Evangelist Greg Laurie, who is scheduled to lead the nation in prayer at events hosted by government officials in Washington D.C. during the National Day of Prayer on Thursday, chose not to respond to gay activists who demanded that he be disinvited because he holds a biblical view that homosexuality is a sin. Instead, Laurie asked for prayer Monday in a post to his blog.
"I would appreciate your prayers as I pray for our nation. We all need to take the very real challenges facing our nation seriously," Laurie wrote. "America need God's help. We cannot back away from what He says in Scripture. The enemy will always attack when we seek to do God's work, so let's keep praying!"
Homosexual activists are labeling evangelist Greg Laurie as the "anti-gay California pastor" and are asking government officials to rescind Laurie's invitation to lead National Day of Prayer-related events in Washington, D.C. as the event's honorary chairman.
The Human Rights Campaign, the largest lesbian, gay, bisexual, transgender (LGBT) advocacy group in America, contends that Laurie has a history of speaking out against LGBT Americans. And OutServe-SLDN, an association of actively serving LGBT military personnel, is calling on the Pentagon to remove the pastor from the agenda, citing "his blatantly anti-LGBT message."
"Pastor Laurie's message is out of step with what the majority of people of faith across this country believe," said Dr. Sharon Groves, director of HRC's Religion & Faith Program. "In greater numbers than ever before, people of faith are feeling compelled to speak up and organize for equality – because of their faith." more >>
While most churches say they already have or are working on having a multicultural congregation, the majority fall short when it comes to reflecting a diverse community of believers coming together during church services on Sundays, said an expert on multi-ethnic church planting and staffing.
"If you were to judge church brochures across America you would say that there is not a multicultural problem in the American church," Tony Kim, former pastor at Newsong Church in Irvine, Calif., told The Christian Post recently. Kim is the Communication Lead Associate for Slingshot Group. The Orange County-based organization specializes in church staffing and coaching pastors and leaders. "So everyone is open to it, but very few are willing to make a decision to step into that."
Kim said the Internet has created a deeper transparency between the church and the community. Someone new to a community, looking for a church to attend, can simply go to a church's website, take a look at the staff page, and make assumptions as to whether the church is representative or accepting of their ethnicity. more >>
Four years after his exit from the White House in 2009, more Americans now see former President George W. Bush's reign as a success, according to a new CNN/ORC International poll.
In January 2009, the poll showed that just 31 percent of Americans saw Bush's presidency as a success while a whopping 68 percent classified his time in office as a failure.
Numbers from the new poll conducted April 5-7, however, show that Americans now hold a warmer view of his time in office four years later.
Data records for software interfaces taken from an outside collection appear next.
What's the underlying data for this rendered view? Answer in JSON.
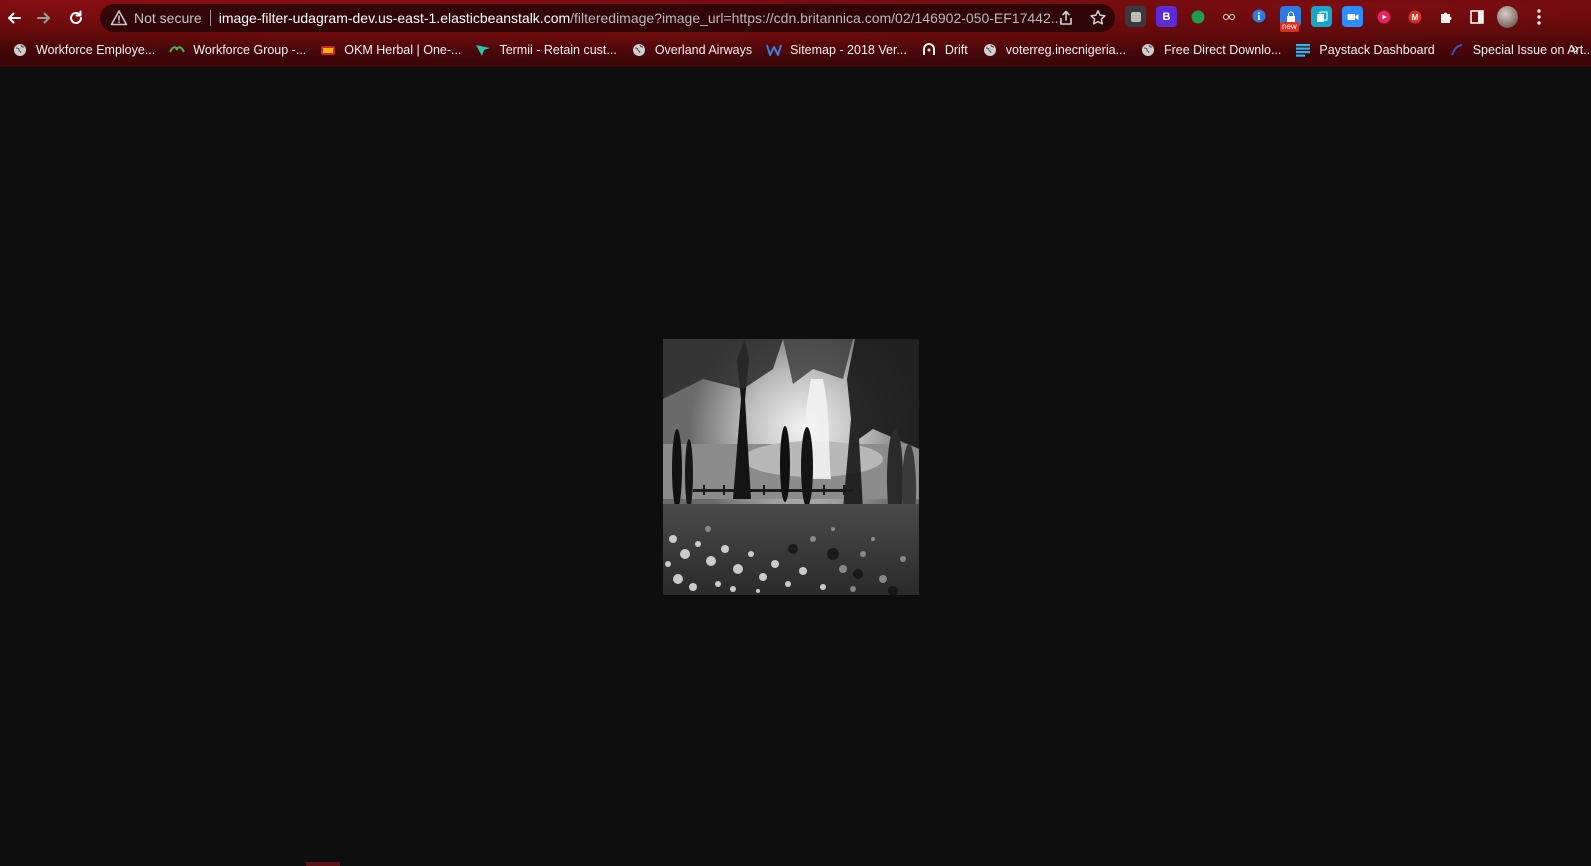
{
  "browser": {
    "nav": {
      "back_icon": "arrow-left-icon",
      "forward_icon": "arrow-right-icon",
      "reload_icon": "reload-icon"
    },
    "omnibox": {
      "security_label": "Not secure",
      "url_host": "image-filter-udagram-dev.us-east-1.elasticbeanstalk.com",
      "url_path": "/filteredimage?image_url=https://cdn.britannica.com/02/146902-050-EF17442..."
    },
    "extensions": [
      {
        "name": "extension-generic",
        "color": "#3a3a3a",
        "label": ""
      },
      {
        "name": "extension-bootstrap",
        "color": "#5b2bd6",
        "label": "B"
      },
      {
        "name": "extension-green-leaf",
        "color": "#1e9e4a",
        "label": ""
      },
      {
        "name": "extension-glasses",
        "color": "#2a2a2a",
        "label": ""
      },
      {
        "name": "extension-info",
        "color": "#2d7be0",
        "label": ""
      },
      {
        "name": "extension-new",
        "color": "#2d7be0",
        "label": "",
        "badge": "new"
      },
      {
        "name": "extension-teal",
        "color": "#17a5c8",
        "label": ""
      },
      {
        "name": "extension-zoom",
        "color": "#2d8cff",
        "label": ""
      },
      {
        "name": "extension-record",
        "color": "#e0245e",
        "label": ""
      },
      {
        "name": "extension-gmail",
        "color": "#d93025",
        "label": "M"
      }
    ]
  },
  "bookmarks": [
    {
      "label": "Workforce Employe...",
      "icon": "globe-icon"
    },
    {
      "label": "Workforce Group -...",
      "icon": "leaf-icon"
    },
    {
      "label": "OKM Herbal | One-...",
      "icon": "herbal-icon"
    },
    {
      "label": "Termii - Retain cust...",
      "icon": "termii-icon"
    },
    {
      "label": "Overland Airways",
      "icon": "globe-icon"
    },
    {
      "label": "Sitemap - 2018 Ver...",
      "icon": "w-icon"
    },
    {
      "label": "Drift",
      "icon": "drift-icon"
    },
    {
      "label": "voterreg.inecnigeria...",
      "icon": "globe-icon"
    },
    {
      "label": "Free Direct Downlo...",
      "icon": "globe-icon"
    },
    {
      "label": "Paystack Dashboard",
      "icon": "paystack-icon"
    },
    {
      "label": "Special Issue on Art...",
      "icon": "article-icon"
    }
  ],
  "bookmarks_more": "»",
  "image": {
    "alt": "filtered-park-photo"
  }
}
A total of 42 percent of Americans now view Bush's presidency as a success while the number of Americans who see his presidency as a failure fell to 55 percent. more >>
Pastor Joel Osteen of Lakewood Church tells Esquire magazine in its newest issue how he overcame extreme nervousness and finally found the confidence to speak before thousands. The evangelical Christian leader of America's largest church also reveals the biggest mistake he has made as a preacher, which he says happened early in his career.
Talking with Rachel Richardson for the Esquire essay on public speaking, or "How to Own the Room," the megachurch pastor said that before taking over full-time for his father in the pulpit, he used to be a nervous wreck just making church announcements.
"I was so nervous and I so dreaded doing it, I had to hold on to the podium because I felt like my hands would shake," Osteen told Richardson. "My first thought was 'Why are all these people staring at me?'" more >>
After completing the U.S. portion of a 2,400-mile relay from Atlanta to Guatemala City in Guatemala, a Christian-based global leadership development organization plans to hand over the baton to their Guatemalan partners at the Mexican border near Laredo, Texas, on Friday. The purpose of the approximately 120-day journey by foot (and bicycle in parts of Mexico and Central America) is to bring awareness about plans to activate Christians in leadership positions, first in Guatemala and then elsewhere around the world.
"It's a big initiative and we felt like we need to do something very bold that would be consistent and bring attention to such a worthy cause," John Hull, president and CEO of EQUIP Leadership, told The Christian Post by phone call from Laredo on Wednesday.
"The EQUIP World Relay is a journey that represents what leadership is all about – a journey full of extraordinary challenges, hard work, sacrifice and daily-mile markers that ultimately reach a goal that is bigger than oneself, a goal that could never be accomplished alone," he said. more >>